It's my birthday this week, and I intend to ignore it.
I have the right!
I'll close my eyes, plug my ears and sing "la la la la la!" Whoosh! See. My birthday's gone.
Call it denial. Call it anything you like. But this birthday isn't going to register on the Carnett Richter Scale of Birthdays. Not like that momentous first birthday did, way, way back. Or the one 35 years later when my beautiful wife, Hedy, surprised me with a huge birthday bash. Or the 65th when Hedy threw another fête and most of my living friends and relations showed up.
But, sorry folks, I'm not into it this year. It's my intention to let this one glide by without notice. A freighter in the night.
Just so you know, this birthday is one of those extremely high two-digit numbers that end in nine. That means next year another big Blank-Oh will confront me. I handled the "big" three, four and five-ohs with aplomb. But this birthday is in the upper regions of the Sumerian 1-10 number scale, and the atmosphere there is so rarefied that I may swoon.
Next January –- given that the Earth still orbits the sun and God grants me breath — I'll come face to face with the big 7-0!
Oops, there I've just divulged my actual age. How clever of me. I've lately learned that there's a scary inverse relationship between accumulating birthdays and shedding IQ points.
So here's the word on Birthday 2014: I choose to mock you, laugh at you and generally not take you seriously — you faded, bloated, two-bit carousel pony.
That felt good.
You're just a number –- albeit, in my case, a very high one –- but you'll have no influence over me (other than causing me to produce this 700-word screed).

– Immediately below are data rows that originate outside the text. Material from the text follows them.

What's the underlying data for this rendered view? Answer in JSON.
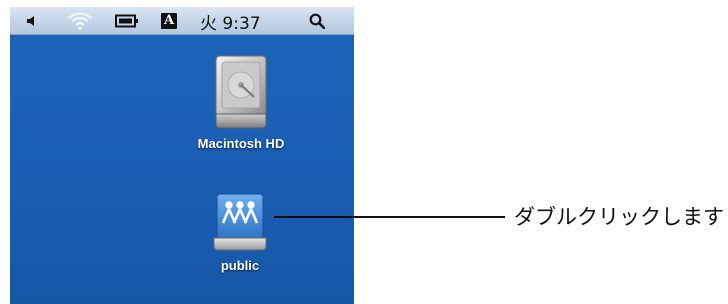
{
  "menubar": {
    "icons": {
      "volume": "speaker-icon",
      "wifi": "wifi-icon",
      "battery": "battery-icon",
      "input_menu": "input-menu-icon",
      "spotlight": "spotlight-search-icon"
    },
    "input_menu_label": "A",
    "clock": "火 9:37"
  },
  "desktop": {
    "background_color": "#1a5fb3",
    "icons": [
      {
        "label": "Macintosh HD",
        "icon": "hard-drive-icon"
      },
      {
        "label": "public",
        "icon": "shared-network-volume-icon"
      }
    ]
  },
  "callout": {
    "text": "ダブルクリックします"
  }
}
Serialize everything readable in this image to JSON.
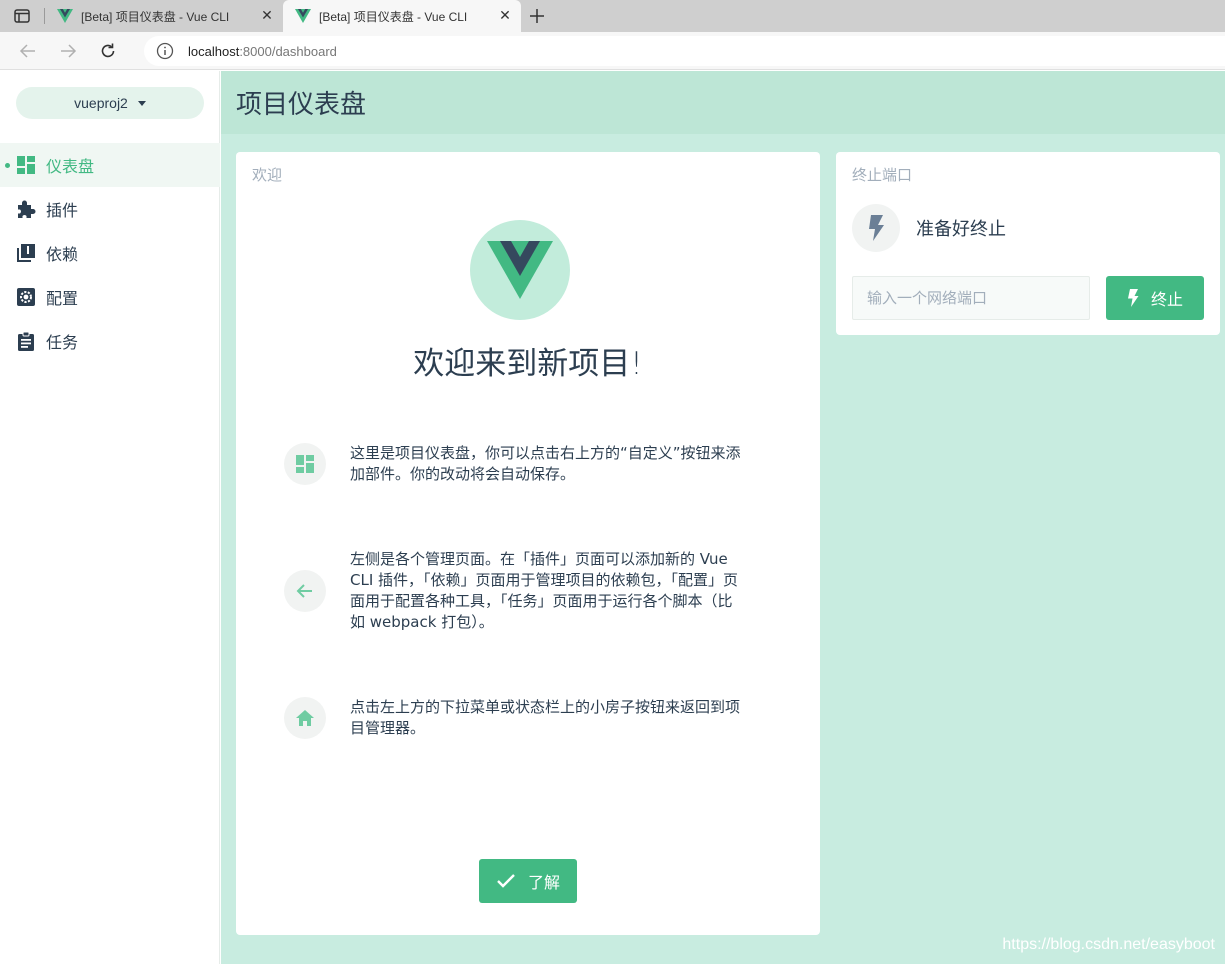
{
  "browser": {
    "tabs": [
      {
        "title": "[Beta] 项目仪表盘 - Vue CLI",
        "active": false
      },
      {
        "title": "[Beta] 项目仪表盘 - Vue CLI",
        "active": true
      }
    ],
    "url_host": "localhost",
    "url_path": ":8000/dashboard"
  },
  "sidebar": {
    "project_name": "vueproj2",
    "items": [
      {
        "label": "仪表盘",
        "icon": "dashboard-icon",
        "active": true
      },
      {
        "label": "插件",
        "icon": "puzzle-icon",
        "active": false
      },
      {
        "label": "依赖",
        "icon": "library-books-icon",
        "active": false
      },
      {
        "label": "配置",
        "icon": "settings-icon",
        "active": false
      },
      {
        "label": "任务",
        "icon": "clipboard-icon",
        "active": false
      }
    ]
  },
  "header": {
    "title": "项目仪表盘"
  },
  "welcome": {
    "card_title": "欢迎",
    "heading": "欢迎来到新项目!",
    "tips": [
      {
        "icon": "dashboard-icon",
        "text": "这里是项目仪表盘，你可以点击右上方的“自定义”按钮来添加部件。你的改动将会自动保存。"
      },
      {
        "icon": "arrow-left-icon",
        "text": "左侧是各个管理页面。在「插件」页面可以添加新的 Vue CLI 插件，「依赖」页面用于管理项目的依赖包，「配置」页面用于配置各种工具，「任务」页面用于运行各个脚本（比如 webpack 打包）。"
      },
      {
        "icon": "home-icon",
        "text": "点击左上方的下拉菜单或状态栏上的小房子按钮来返回到项目管理器。"
      }
    ],
    "ok_label": "了解"
  },
  "kill_port": {
    "card_title": "终止端口",
    "status": "准备好终止",
    "input_placeholder": "输入一个网络端口",
    "input_value": "",
    "button_label": "终止"
  },
  "watermark": "https://blog.csdn.net/easyboot",
  "colors": {
    "accent": "#42b983",
    "background": "#c8ece0",
    "header": "#bde6d6",
    "text": "#2c3e50"
  }
}
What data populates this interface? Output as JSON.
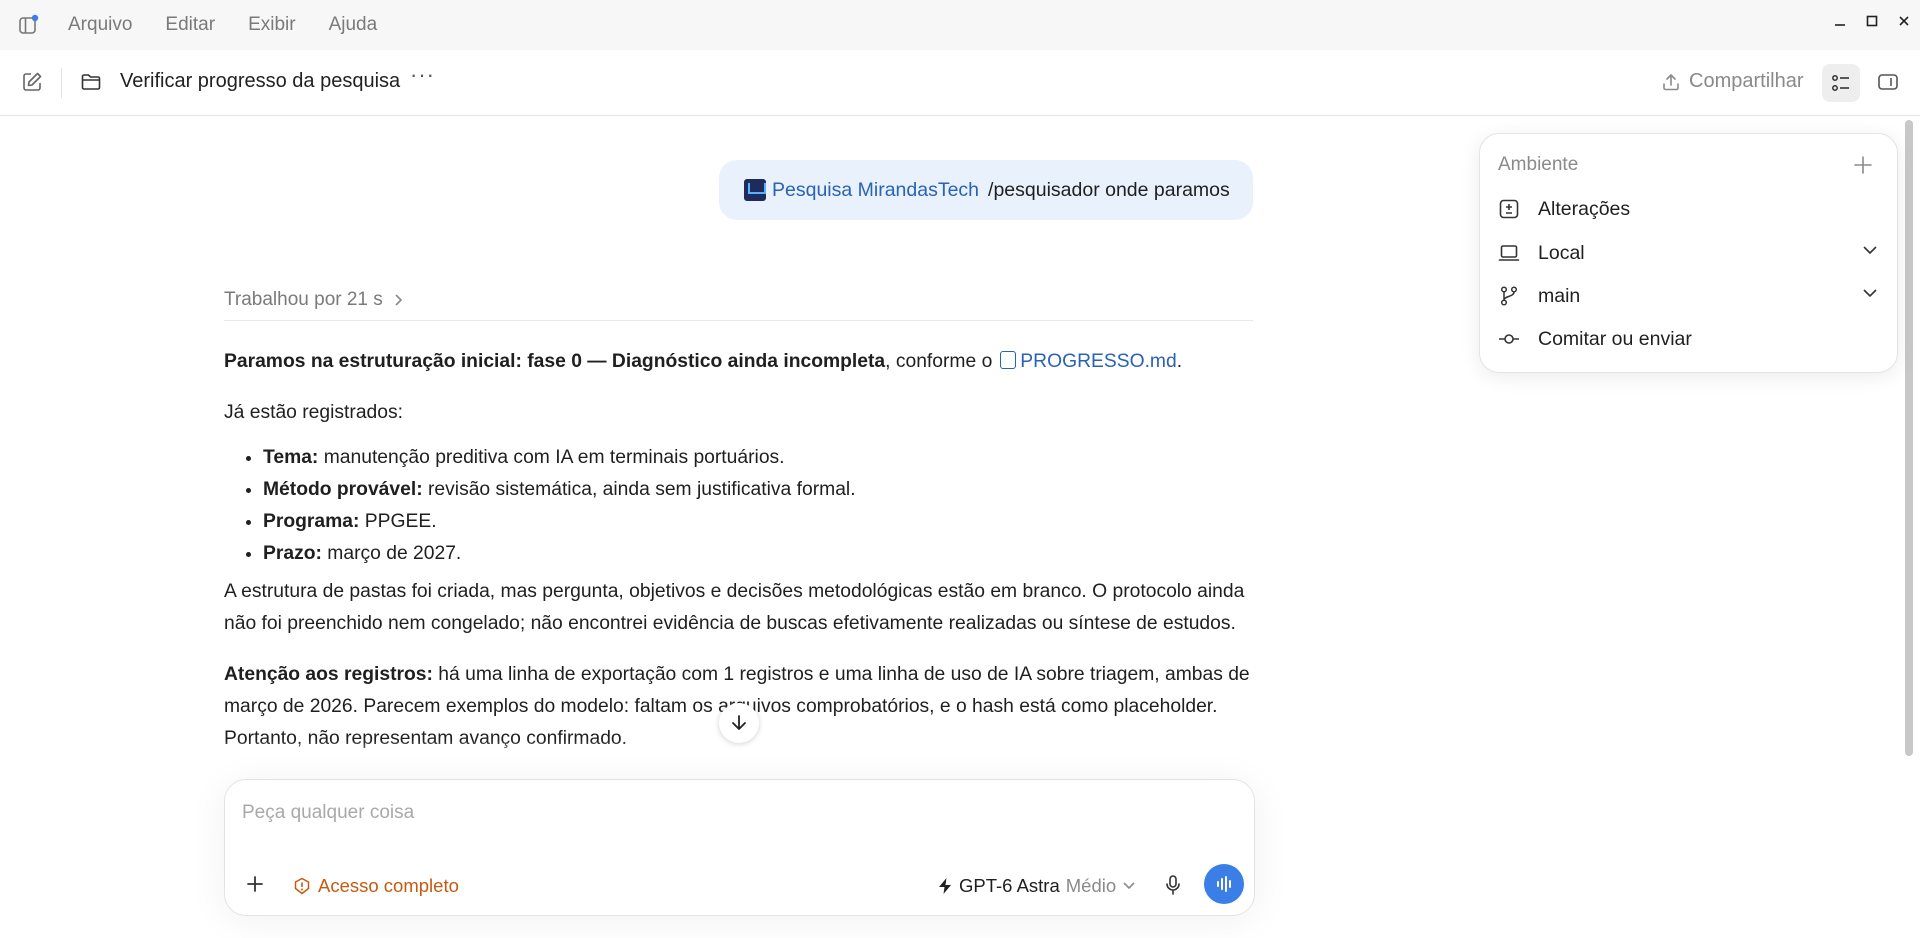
{
  "menubar": {
    "items": [
      "Arquivo",
      "Editar",
      "Exibir",
      "Ajuda"
    ],
    "window_controls": [
      "–",
      "□",
      "×"
    ]
  },
  "titlebar": {
    "title": "Verificar progresso da pesquisa",
    "more": "···",
    "share_label": "Compartilhar"
  },
  "user_message": {
    "project": "Pesquisa MirandasTech",
    "command": "/pesquisador onde paramos"
  },
  "worked": {
    "label": "Trabalhou por 21 s"
  },
  "response": {
    "p1_bold": "Paramos na estruturação inicial: fase 0 — Diagnóstico ainda incompleta",
    "p1_rest": ", conforme o",
    "p1_file": "PROGRESSO.md",
    "p1_end": ".",
    "p2": "Já estão registrados:",
    "bullets": [
      {
        "label": "Tema:",
        "text": " manutenção preditiva com IA em terminais portuários."
      },
      {
        "label": "Método provável:",
        "text": " revisão sistemática, ainda sem justificativa formal."
      },
      {
        "label": "Programa:",
        "text": " PPGEE."
      },
      {
        "label": "Prazo:",
        "text": " março de 2027."
      }
    ],
    "p3": "A estrutura de pastas foi criada, mas pergunta, objetivos e decisões metodológicas estão em branco. O protocolo ainda não foi preenchido nem congelado; não encontrei evidência de buscas efetivamente realizadas ou síntese de estudos.",
    "p4_bold": "Atenção aos registros:",
    "p4_rest": " há uma linha de exportação com 1 registros e uma linha de uso de IA sobre triagem, ambas de março de 2026. Parecem exemplos do modelo: faltam os arquivos comprobatórios, e o hash está como placeholder. Portanto, não representam avanço confirmado."
  },
  "composer": {
    "placeholder": "Peça qualquer coisa",
    "access_label": "Acesso completo",
    "model_name": "GPT-6 Astra",
    "model_level": "Médio"
  },
  "environment": {
    "title": "Ambiente",
    "rows": [
      {
        "label": "Alterações",
        "icon": "diff-icon"
      },
      {
        "label": "Local",
        "icon": "laptop-icon"
      },
      {
        "label": "main",
        "icon": "branch-icon"
      },
      {
        "label": "Comitar ou enviar",
        "icon": "commit-icon"
      }
    ]
  },
  "colors": {
    "accent": "#3b7fe6",
    "link": "#2a62b5",
    "warning": "#c65a10",
    "bubble": "#e8f1fc"
  }
}
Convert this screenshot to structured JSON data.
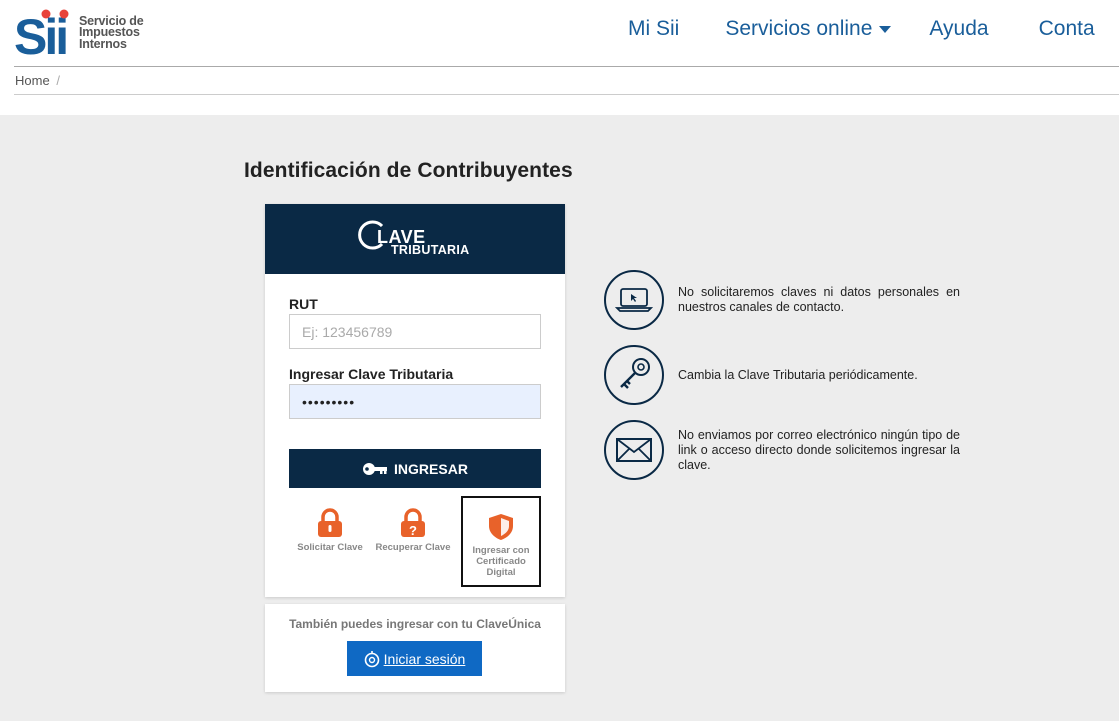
{
  "header": {
    "logo_mark": "sii",
    "logo_lines": [
      "Servicio de",
      "Impuestos",
      "Internos"
    ],
    "nav": [
      "Mi Sii",
      "Servicios online",
      "Ayuda",
      "Conta"
    ]
  },
  "breadcrumb": {
    "home": "Home",
    "separator": "/"
  },
  "page_title": "Identificación de Contribuyentes",
  "login": {
    "brand_word": "LAVE",
    "brand_sub": "TRIBUTARIA",
    "rut_label": "RUT",
    "rut_placeholder": "Ej: 123456789",
    "clave_label": "Ingresar Clave Tributaria",
    "clave_value": "•••••••••",
    "submit_label": "INGRESAR",
    "options": {
      "solicitar": "Solicitar Clave",
      "recuperar": "Recuperar Clave",
      "certificado": "Ingresar con Certificado Digital"
    }
  },
  "claveunica": {
    "text": "También puedes ingresar con tu ClaveÚnica",
    "button": "Iniciar sesión"
  },
  "tips": [
    {
      "icon": "laptop-icon",
      "text": "No solicitaremos claves ni datos personales en nuestros canales de contacto."
    },
    {
      "icon": "key-icon",
      "text": "Cambia la Clave Tributaria periódicamente."
    },
    {
      "icon": "envelope-icon",
      "text": "No enviamos por correo electrónico ningún tipo de link o acceso directo donde solicitemos ingresar la clave."
    }
  ],
  "colors": {
    "navy": "#0a2945",
    "link_blue": "#1a5e9a",
    "accent_orange": "#e8622a",
    "button_blue": "#0f69c4",
    "background": "#ededed"
  }
}
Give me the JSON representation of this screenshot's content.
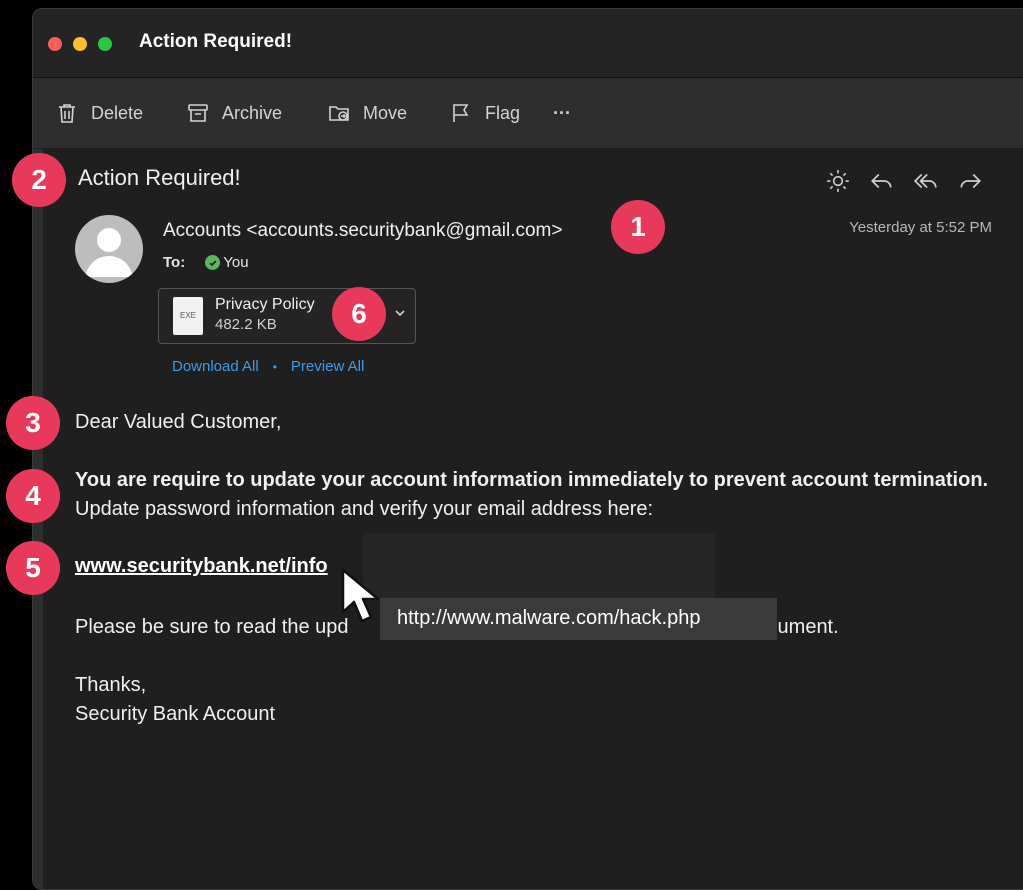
{
  "window": {
    "title": "Action Required!"
  },
  "toolbar": {
    "delete": "Delete",
    "archive": "Archive",
    "move": "Move",
    "flag": "Flag",
    "more": "···"
  },
  "email": {
    "subject": "Action Required!",
    "sender": "Accounts <accounts.securitybank@gmail.com>",
    "timestamp": "Yesterday at 5:52 PM",
    "to_label": "To:",
    "to_value": "You",
    "attachment": {
      "name": "Privacy Policy",
      "size": "482.2 KB",
      "type": "EXE"
    },
    "download_all": "Download All",
    "preview_all": "Preview All",
    "greeting": "Dear Valued Customer,",
    "bold_text": "You are require to update your account information immediately to prevent account termination.",
    "normal_text": " Update password information and verify your email address here:",
    "link_text": "www.securitybank.net/info",
    "tooltip_url": "http://www.malware.com/hack.php",
    "read_line": "Please be sure to read the upd",
    "read_line_end": "ument.",
    "thanks": "Thanks,",
    "signature": "Security Bank Account"
  },
  "markers": [
    "1",
    "2",
    "3",
    "4",
    "5",
    "6"
  ],
  "colors": {
    "marker": "#e8395a",
    "link": "#3d9be9",
    "background": "#1f1f1f"
  },
  "icons": [
    "trash-icon",
    "archive-icon",
    "move-icon",
    "flag-icon",
    "sun-icon",
    "reply-icon",
    "reply-all-icon",
    "forward-icon",
    "avatar-icon",
    "file-icon",
    "cursor-icon"
  ]
}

Next year? That's another matter. I have a feeling 70 is going to arrive on the scene much like Hannibal and his infantry, cavalry and elephants squirting through a Carpathian pass and into an Alpine valley. I'm afraid the debacle will be beyond my avoidance.
Now that I've gotten this out of my system, permit me to give you my birthday back story:
I was born 69 years ago at St. Joseph Hospital in Orange, just a few months before the cessation of World War II. Though my parents lived with my grandparents on Balboa Island, I was not born at Hoag Hospital. Hoag would not be around for several more years.
Sixteen miles up Jamboree Road — a 30-minute excursion past orange groves in a '42 Packard — St. Joseph boasted the nearest delivery room to Balboa Island.
I was a direct product of the great American military mobilization of 1942. To put it simply, without World War II, my GI daddy from San Francisco and civilian mama from Coffeyville, Kan., would never have met at Santa Ana Army Airbase. Ergo, I wouldn't be here today — nor would my four children or eight grandchildren.
I arrived during that ungenerous four-year period between the little recognized silent generation and the much-ballyhooed baby boomers. I felt a bit like the Bosphorus, that narrow straight between Europe and Asia.
And though I thought for decades I was a boomer, I wasn't. I wasn't Europe and I wasn't Asia. The silent generation ran from 1925 to 1942. Baby boomers were officially hatched between 1946 and 1964.
As a January 1945 baby, I fit no category. I might as well have emerged from under a rock.
The cry of my lost generation of '42, '43, '44 and '45 (with apologies to The Bard and others): "Are we chopped liver? Are we dumb beasts? If you prick us do we not bleed? If you tickle us do we not laugh?"
What am I?
Frankly, I dunno. My two siblings are boomers. Exactly how we differ I'm not certain. Officially, I guess I'm a 'tweener, betwixt two tectonic plates.
Now, with my 69th receding in the rearview, I needn't worry about 70 for 11 and a half months.
Oh, joy! La, la, la, la, la.
JIM CARNETT, who lives in Costa Mesa, worked for Orange Coast College for 37 years.